About this exercise
Copy every line in the records below that contains the word "value".

Supplied data
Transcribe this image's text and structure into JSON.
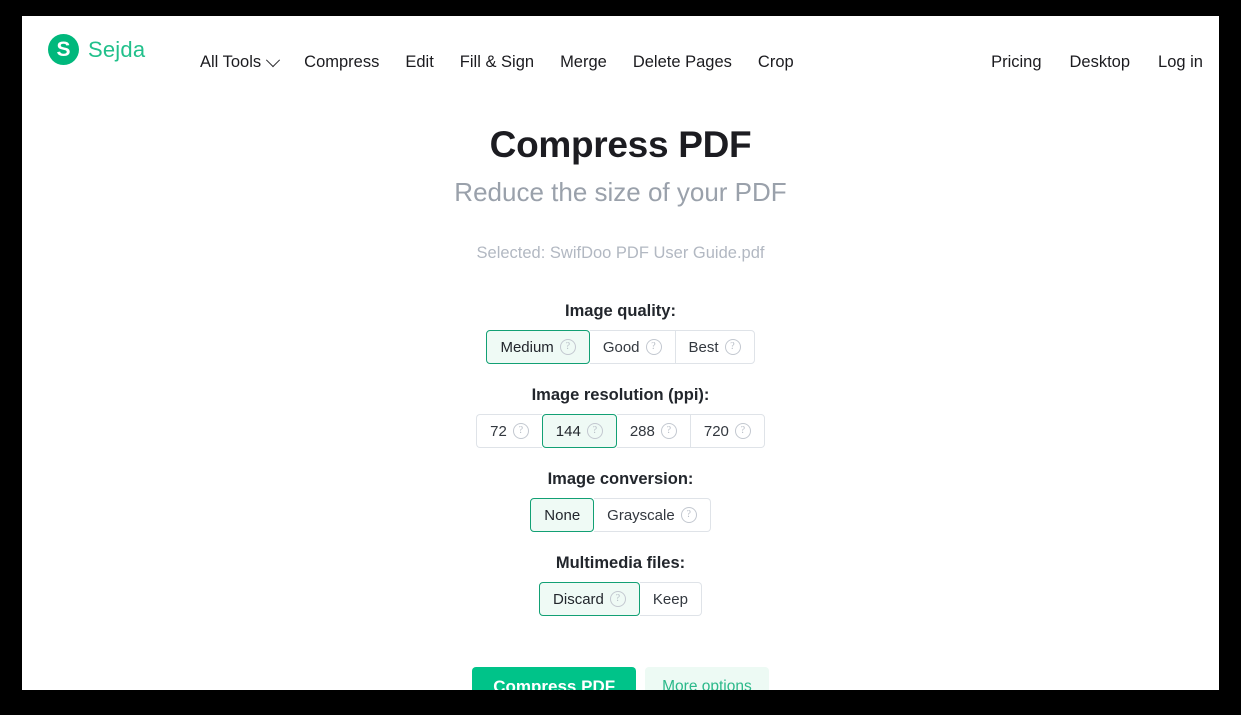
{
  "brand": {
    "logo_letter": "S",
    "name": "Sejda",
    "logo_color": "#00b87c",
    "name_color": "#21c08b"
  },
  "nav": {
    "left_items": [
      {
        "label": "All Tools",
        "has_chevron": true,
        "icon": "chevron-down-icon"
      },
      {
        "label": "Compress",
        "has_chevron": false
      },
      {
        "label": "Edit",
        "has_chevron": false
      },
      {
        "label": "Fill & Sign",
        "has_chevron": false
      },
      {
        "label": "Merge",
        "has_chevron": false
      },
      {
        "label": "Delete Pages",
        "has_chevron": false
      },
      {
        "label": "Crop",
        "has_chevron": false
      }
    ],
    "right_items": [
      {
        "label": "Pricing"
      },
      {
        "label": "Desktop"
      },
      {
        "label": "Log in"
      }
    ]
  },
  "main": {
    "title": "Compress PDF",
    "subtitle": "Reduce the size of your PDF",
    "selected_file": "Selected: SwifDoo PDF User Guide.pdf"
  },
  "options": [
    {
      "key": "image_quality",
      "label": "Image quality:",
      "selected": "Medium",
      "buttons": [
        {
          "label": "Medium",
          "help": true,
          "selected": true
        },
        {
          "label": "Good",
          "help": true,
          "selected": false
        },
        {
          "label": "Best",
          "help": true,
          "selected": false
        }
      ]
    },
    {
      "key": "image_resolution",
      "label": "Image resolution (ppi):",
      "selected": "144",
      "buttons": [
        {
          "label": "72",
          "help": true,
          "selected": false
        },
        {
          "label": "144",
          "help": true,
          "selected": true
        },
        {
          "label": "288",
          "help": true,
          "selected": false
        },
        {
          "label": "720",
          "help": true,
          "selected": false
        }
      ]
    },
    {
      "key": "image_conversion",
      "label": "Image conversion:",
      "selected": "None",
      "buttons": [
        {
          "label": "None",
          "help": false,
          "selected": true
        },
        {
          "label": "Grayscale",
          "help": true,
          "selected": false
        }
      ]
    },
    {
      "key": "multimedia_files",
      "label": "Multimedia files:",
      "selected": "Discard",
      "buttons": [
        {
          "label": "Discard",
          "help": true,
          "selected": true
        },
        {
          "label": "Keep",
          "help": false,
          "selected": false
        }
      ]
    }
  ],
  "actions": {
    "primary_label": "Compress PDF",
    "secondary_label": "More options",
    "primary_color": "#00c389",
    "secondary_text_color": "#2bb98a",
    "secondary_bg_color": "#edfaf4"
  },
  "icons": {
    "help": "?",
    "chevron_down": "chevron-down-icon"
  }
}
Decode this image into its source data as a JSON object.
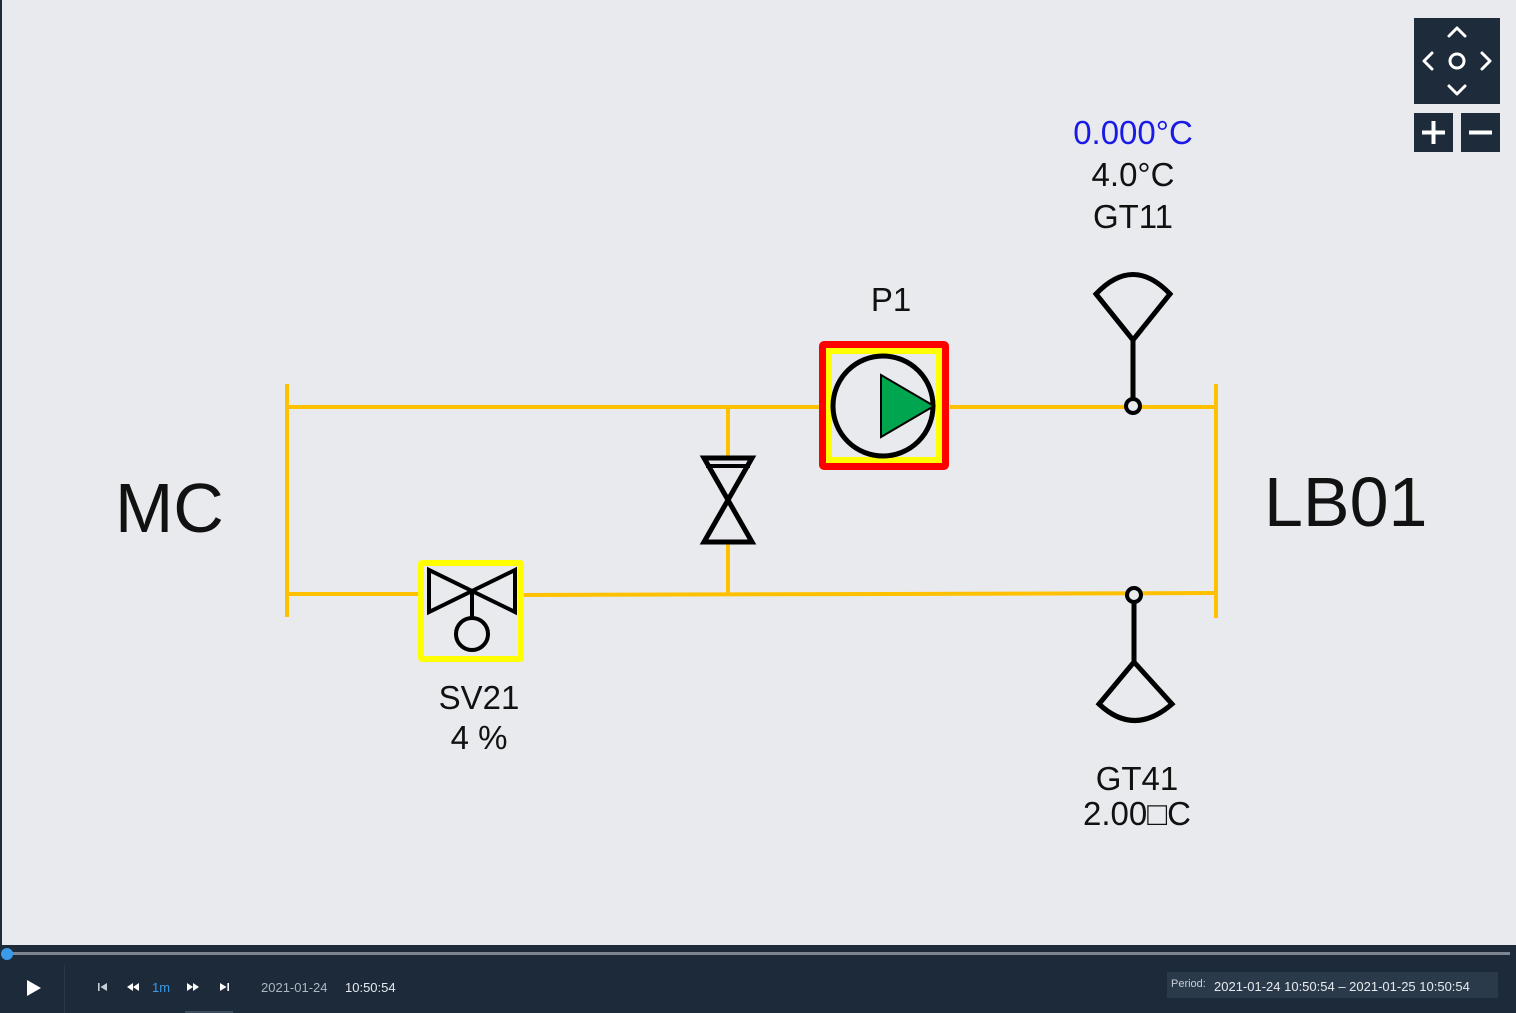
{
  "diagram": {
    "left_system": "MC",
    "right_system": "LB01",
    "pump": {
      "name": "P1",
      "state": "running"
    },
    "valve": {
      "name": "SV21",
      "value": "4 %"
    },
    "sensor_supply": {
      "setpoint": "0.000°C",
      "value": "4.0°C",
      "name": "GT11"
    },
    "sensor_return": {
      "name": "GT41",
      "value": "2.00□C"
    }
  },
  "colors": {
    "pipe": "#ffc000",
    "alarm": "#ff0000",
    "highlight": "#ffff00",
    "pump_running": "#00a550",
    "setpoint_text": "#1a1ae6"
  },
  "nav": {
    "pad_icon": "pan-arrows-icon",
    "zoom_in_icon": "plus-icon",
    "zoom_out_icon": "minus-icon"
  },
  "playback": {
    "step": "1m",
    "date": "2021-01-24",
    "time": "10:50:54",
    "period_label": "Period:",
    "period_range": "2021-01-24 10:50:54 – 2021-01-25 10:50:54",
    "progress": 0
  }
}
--
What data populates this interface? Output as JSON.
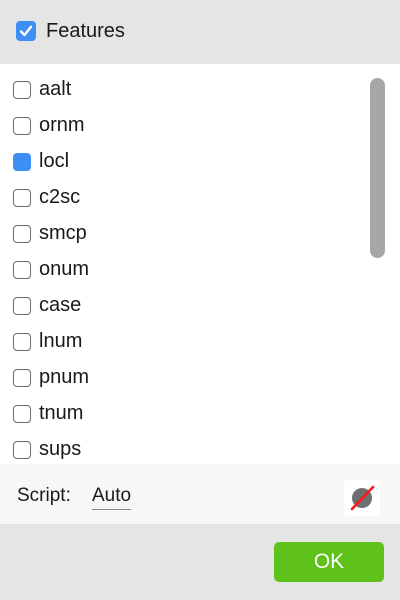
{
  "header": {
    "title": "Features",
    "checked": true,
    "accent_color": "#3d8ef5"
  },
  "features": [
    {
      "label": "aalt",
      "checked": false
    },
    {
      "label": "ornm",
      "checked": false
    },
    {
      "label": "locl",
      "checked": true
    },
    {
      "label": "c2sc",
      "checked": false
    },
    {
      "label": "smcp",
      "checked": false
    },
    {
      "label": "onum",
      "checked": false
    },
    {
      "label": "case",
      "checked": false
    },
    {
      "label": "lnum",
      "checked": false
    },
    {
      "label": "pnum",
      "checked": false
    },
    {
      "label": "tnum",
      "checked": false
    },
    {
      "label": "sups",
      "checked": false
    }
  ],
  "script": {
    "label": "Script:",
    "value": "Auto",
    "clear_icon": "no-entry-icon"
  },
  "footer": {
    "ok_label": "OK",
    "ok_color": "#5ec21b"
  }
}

Written response
      "value": "4 %"
      "value": "4.0°C",
      "value": "2.00□C"
    "value": "Auto",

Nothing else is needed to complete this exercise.